# Task brief:
An exact reproduction of the records is required, with all pictures omitted.

[Website and app data records]
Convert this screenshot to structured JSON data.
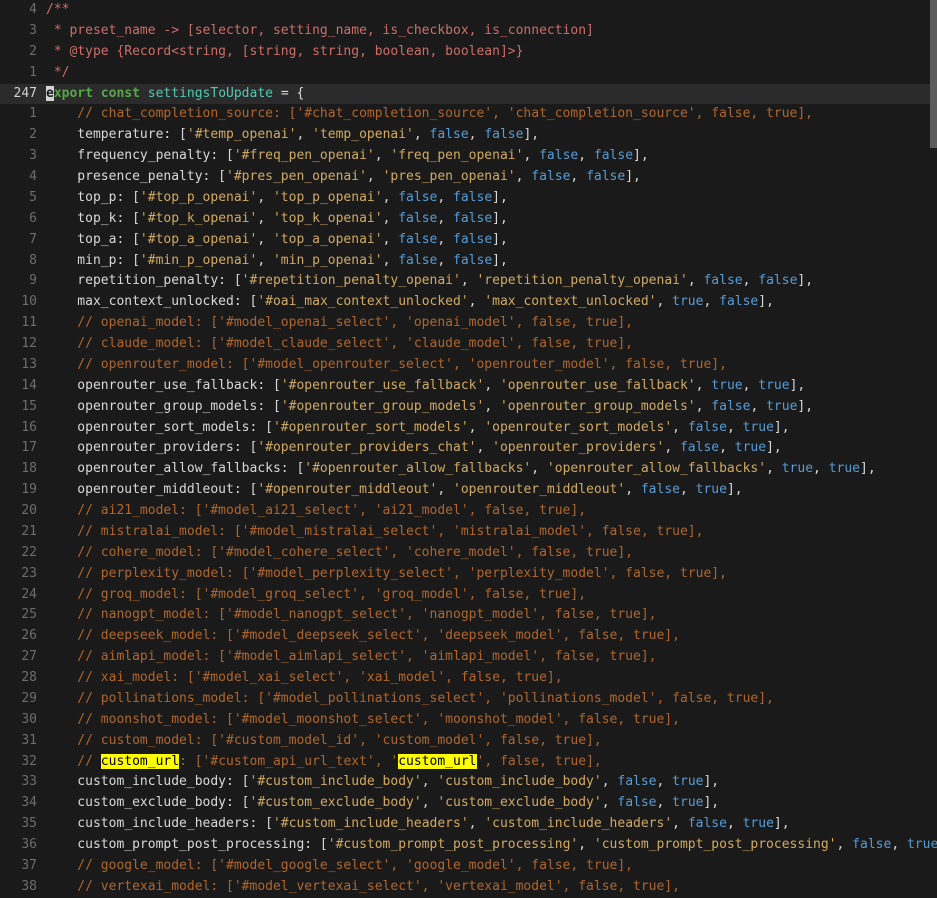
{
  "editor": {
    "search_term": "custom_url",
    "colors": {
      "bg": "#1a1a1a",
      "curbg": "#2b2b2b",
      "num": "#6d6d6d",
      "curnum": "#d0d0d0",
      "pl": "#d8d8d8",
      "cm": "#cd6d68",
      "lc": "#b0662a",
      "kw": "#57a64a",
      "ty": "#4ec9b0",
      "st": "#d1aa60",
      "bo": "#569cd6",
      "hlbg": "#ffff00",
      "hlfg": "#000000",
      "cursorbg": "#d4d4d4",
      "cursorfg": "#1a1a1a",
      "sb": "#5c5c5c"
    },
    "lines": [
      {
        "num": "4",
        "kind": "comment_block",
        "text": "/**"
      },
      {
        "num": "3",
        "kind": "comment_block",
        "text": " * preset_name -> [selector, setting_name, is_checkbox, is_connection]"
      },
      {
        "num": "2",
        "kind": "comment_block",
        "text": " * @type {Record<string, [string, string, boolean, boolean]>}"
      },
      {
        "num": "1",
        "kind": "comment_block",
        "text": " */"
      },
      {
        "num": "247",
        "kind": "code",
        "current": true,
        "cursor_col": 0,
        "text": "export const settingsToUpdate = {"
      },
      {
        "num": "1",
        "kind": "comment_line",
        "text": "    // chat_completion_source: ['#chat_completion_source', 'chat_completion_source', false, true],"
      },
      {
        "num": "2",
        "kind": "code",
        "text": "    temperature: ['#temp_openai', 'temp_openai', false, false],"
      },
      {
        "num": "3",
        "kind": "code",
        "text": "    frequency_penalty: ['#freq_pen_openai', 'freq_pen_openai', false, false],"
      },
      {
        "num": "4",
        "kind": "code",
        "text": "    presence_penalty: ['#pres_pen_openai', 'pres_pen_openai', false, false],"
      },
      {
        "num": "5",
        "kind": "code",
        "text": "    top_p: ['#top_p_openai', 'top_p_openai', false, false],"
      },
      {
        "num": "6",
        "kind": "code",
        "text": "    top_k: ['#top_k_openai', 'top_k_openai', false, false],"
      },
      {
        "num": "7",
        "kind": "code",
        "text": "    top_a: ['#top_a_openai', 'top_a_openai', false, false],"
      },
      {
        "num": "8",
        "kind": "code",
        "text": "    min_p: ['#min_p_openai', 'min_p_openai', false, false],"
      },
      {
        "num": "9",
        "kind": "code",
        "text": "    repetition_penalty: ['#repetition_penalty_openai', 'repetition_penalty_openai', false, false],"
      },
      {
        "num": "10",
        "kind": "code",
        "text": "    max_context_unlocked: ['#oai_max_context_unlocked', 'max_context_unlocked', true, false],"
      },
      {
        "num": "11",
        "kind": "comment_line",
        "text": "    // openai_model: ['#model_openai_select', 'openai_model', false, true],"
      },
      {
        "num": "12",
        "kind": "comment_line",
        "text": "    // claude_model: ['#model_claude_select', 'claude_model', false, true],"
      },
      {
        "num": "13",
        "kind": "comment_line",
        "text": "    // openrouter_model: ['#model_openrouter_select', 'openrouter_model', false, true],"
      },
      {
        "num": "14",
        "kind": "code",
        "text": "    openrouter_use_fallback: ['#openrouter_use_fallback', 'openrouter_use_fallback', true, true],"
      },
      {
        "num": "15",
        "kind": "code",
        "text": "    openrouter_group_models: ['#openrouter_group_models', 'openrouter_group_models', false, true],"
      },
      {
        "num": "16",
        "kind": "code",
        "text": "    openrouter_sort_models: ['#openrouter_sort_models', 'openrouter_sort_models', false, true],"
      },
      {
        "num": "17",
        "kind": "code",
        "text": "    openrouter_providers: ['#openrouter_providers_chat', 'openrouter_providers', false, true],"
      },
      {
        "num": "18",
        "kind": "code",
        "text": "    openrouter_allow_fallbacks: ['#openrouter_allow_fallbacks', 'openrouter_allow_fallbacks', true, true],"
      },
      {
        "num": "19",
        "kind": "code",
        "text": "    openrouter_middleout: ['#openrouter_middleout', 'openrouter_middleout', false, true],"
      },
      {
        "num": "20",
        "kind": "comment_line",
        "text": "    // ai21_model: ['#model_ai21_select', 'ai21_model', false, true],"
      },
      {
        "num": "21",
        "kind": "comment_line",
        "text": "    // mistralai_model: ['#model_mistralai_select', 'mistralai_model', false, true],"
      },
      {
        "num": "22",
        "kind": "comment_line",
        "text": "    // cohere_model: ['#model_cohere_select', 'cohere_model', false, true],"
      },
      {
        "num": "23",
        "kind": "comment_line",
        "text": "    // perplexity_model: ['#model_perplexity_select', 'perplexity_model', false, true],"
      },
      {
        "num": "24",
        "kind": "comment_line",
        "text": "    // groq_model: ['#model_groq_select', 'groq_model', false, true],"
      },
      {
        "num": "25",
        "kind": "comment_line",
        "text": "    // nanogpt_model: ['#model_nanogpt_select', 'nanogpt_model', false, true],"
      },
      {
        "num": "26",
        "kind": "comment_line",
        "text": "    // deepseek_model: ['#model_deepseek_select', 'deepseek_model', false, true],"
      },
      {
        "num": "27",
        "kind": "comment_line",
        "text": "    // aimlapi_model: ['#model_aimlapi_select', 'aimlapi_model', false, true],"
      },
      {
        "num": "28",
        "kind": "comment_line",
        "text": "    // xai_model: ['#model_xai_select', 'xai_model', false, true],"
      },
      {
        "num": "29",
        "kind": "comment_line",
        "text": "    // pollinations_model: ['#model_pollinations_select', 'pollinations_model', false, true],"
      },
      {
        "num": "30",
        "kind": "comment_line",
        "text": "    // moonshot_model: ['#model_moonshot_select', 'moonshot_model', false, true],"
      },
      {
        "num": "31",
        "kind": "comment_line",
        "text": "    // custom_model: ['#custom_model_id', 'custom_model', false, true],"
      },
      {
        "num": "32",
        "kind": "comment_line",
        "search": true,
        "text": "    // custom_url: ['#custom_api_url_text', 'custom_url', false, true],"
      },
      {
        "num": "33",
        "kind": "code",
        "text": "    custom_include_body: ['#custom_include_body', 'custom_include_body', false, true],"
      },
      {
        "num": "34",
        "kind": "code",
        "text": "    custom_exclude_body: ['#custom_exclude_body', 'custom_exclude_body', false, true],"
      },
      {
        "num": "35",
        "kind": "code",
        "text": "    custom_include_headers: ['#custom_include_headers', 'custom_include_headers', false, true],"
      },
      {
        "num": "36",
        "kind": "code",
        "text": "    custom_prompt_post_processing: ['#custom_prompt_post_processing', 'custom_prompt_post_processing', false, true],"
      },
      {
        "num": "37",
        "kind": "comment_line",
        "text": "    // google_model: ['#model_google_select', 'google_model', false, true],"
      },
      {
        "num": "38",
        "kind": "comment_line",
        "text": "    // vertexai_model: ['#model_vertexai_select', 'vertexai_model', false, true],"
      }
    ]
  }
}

# Solution to this problem:
Convert this screenshot to structured JSON data.
{
  "editor": {
    "search_term": "custom_url",
    "colors": {
      "bg": "#1a1a1a",
      "curbg": "#2b2b2b",
      "num": "#6d6d6d",
      "curnum": "#d0d0d0",
      "pl": "#d8d8d8",
      "cm": "#cd6d68",
      "lc": "#b0662a",
      "kw": "#57a64a",
      "ty": "#4ec9b0",
      "st": "#d1aa60",
      "bo": "#569cd6",
      "hlbg": "#ffff00",
      "hlfg": "#000000",
      "cursorbg": "#d4d4d4",
      "cursorfg": "#1a1a1a",
      "sb": "#5c5c5c"
    },
    "lines": [
      {
        "num": "4",
        "kind": "comment_block",
        "text": "/**"
      },
      {
        "num": "3",
        "kind": "comment_block",
        "text": " * preset_name -> [selector, setting_name, is_checkbox, is_connection]"
      },
      {
        "num": "2",
        "kind": "comment_block",
        "text": " * @type {Record<string, [string, string, boolean, boolean]>}"
      },
      {
        "num": "1",
        "kind": "comment_block",
        "text": " */"
      },
      {
        "num": "247",
        "kind": "code",
        "current": true,
        "cursor_col": 0,
        "text": "export const settingsToUpdate = {"
      },
      {
        "num": "1",
        "kind": "comment_line",
        "text": "    // chat_completion_source: ['#chat_completion_source', 'chat_completion_source', false, true],"
      },
      {
        "num": "2",
        "kind": "code",
        "text": "    temperature: ['#temp_openai', 'temp_openai', false, false],"
      },
      {
        "num": "3",
        "kind": "code",
        "text": "    frequency_penalty: ['#freq_pen_openai', 'freq_pen_openai', false, false],"
      },
      {
        "num": "4",
        "kind": "code",
        "text": "    presence_penalty: ['#pres_pen_openai', 'pres_pen_openai', false, false],"
      },
      {
        "num": "5",
        "kind": "code",
        "text": "    top_p: ['#top_p_openai', 'top_p_openai', false, false],"
      },
      {
        "num": "6",
        "kind": "code",
        "text": "    top_k: ['#top_k_openai', 'top_k_openai', false, false],"
      },
      {
        "num": "7",
        "kind": "code",
        "text": "    top_a: ['#top_a_openai', 'top_a_openai', false, false],"
      },
      {
        "num": "8",
        "kind": "code",
        "text": "    min_p: ['#min_p_openai', 'min_p_openai', false, false],"
      },
      {
        "num": "9",
        "kind": "code",
        "text": "    repetition_penalty: ['#repetition_penalty_openai', 'repetition_penalty_openai', false, false],"
      },
      {
        "num": "10",
        "kind": "code",
        "text": "    max_context_unlocked: ['#oai_max_context_unlocked', 'max_context_unlocked', true, false],"
      },
      {
        "num": "11",
        "kind": "comment_line",
        "text": "    // openai_model: ['#model_openai_select', 'openai_model', false, true],"
      },
      {
        "num": "12",
        "kind": "comment_line",
        "text": "    // claude_model: ['#model_claude_select', 'claude_model', false, true],"
      },
      {
        "num": "13",
        "kind": "comment_line",
        "text": "    // openrouter_model: ['#model_openrouter_select', 'openrouter_model', false, true],"
      },
      {
        "num": "14",
        "kind": "code",
        "text": "    openrouter_use_fallback: ['#openrouter_use_fallback', 'openrouter_use_fallback', true, true],"
      },
      {
        "num": "15",
        "kind": "code",
        "text": "    openrouter_group_models: ['#openrouter_group_models', 'openrouter_group_models', false, true],"
      },
      {
        "num": "16",
        "kind": "code",
        "text": "    openrouter_sort_models: ['#openrouter_sort_models', 'openrouter_sort_models', false, true],"
      },
      {
        "num": "17",
        "kind": "code",
        "text": "    openrouter_providers: ['#openrouter_providers_chat', 'openrouter_providers', false, true],"
      },
      {
        "num": "18",
        "kind": "code",
        "text": "    openrouter_allow_fallbacks: ['#openrouter_allow_fallbacks', 'openrouter_allow_fallbacks', true, true],"
      },
      {
        "num": "19",
        "kind": "code",
        "text": "    openrouter_middleout: ['#openrouter_middleout', 'openrouter_middleout', false, true],"
      },
      {
        "num": "20",
        "kind": "comment_line",
        "text": "    // ai21_model: ['#model_ai21_select', 'ai21_model', false, true],"
      },
      {
        "num": "21",
        "kind": "comment_line",
        "text": "    // mistralai_model: ['#model_mistralai_select', 'mistralai_model', false, true],"
      },
      {
        "num": "22",
        "kind": "comment_line",
        "text": "    // cohere_model: ['#model_cohere_select', 'cohere_model', false, true],"
      },
      {
        "num": "23",
        "kind": "comment_line",
        "text": "    // perplexity_model: ['#model_perplexity_select', 'perplexity_model', false, true],"
      },
      {
        "num": "24",
        "kind": "comment_line",
        "text": "    // groq_model: ['#model_groq_select', 'groq_model', false, true],"
      },
      {
        "num": "25",
        "kind": "comment_line",
        "text": "    // nanogpt_model: ['#model_nanogpt_select', 'nanogpt_model', false, true],"
      },
      {
        "num": "26",
        "kind": "comment_line",
        "text": "    // deepseek_model: ['#model_deepseek_select', 'deepseek_model', false, true],"
      },
      {
        "num": "27",
        "kind": "comment_line",
        "text": "    // aimlapi_model: ['#model_aimlapi_select', 'aimlapi_model', false, true],"
      },
      {
        "num": "28",
        "kind": "comment_line",
        "text": "    // xai_model: ['#model_xai_select', 'xai_model', false, true],"
      },
      {
        "num": "29",
        "kind": "comment_line",
        "text": "    // pollinations_model: ['#model_pollinations_select', 'pollinations_model', false, true],"
      },
      {
        "num": "30",
        "kind": "comment_line",
        "text": "    // moonshot_model: ['#model_moonshot_select', 'moonshot_model', false, true],"
      },
      {
        "num": "31",
        "kind": "comment_line",
        "text": "    // custom_model: ['#custom_model_id', 'custom_model', false, true],"
      },
      {
        "num": "32",
        "kind": "comment_line",
        "search": true,
        "text": "    // custom_url: ['#custom_api_url_text', 'custom_url', false, true],"
      },
      {
        "num": "33",
        "kind": "code",
        "text": "    custom_include_body: ['#custom_include_body', 'custom_include_body', false, true],"
      },
      {
        "num": "34",
        "kind": "code",
        "text": "    custom_exclude_body: ['#custom_exclude_body', 'custom_exclude_body', false, true],"
      },
      {
        "num": "35",
        "kind": "code",
        "text": "    custom_include_headers: ['#custom_include_headers', 'custom_include_headers', false, true],"
      },
      {
        "num": "36",
        "kind": "code",
        "text": "    custom_prompt_post_processing: ['#custom_prompt_post_processing', 'custom_prompt_post_processing', false, true],"
      },
      {
        "num": "37",
        "kind": "comment_line",
        "text": "    // google_model: ['#model_google_select', 'google_model', false, true],"
      },
      {
        "num": "38",
        "kind": "comment_line",
        "text": "    // vertexai_model: ['#model_vertexai_select', 'vertexai_model', false, true],"
      }
    ]
  }
}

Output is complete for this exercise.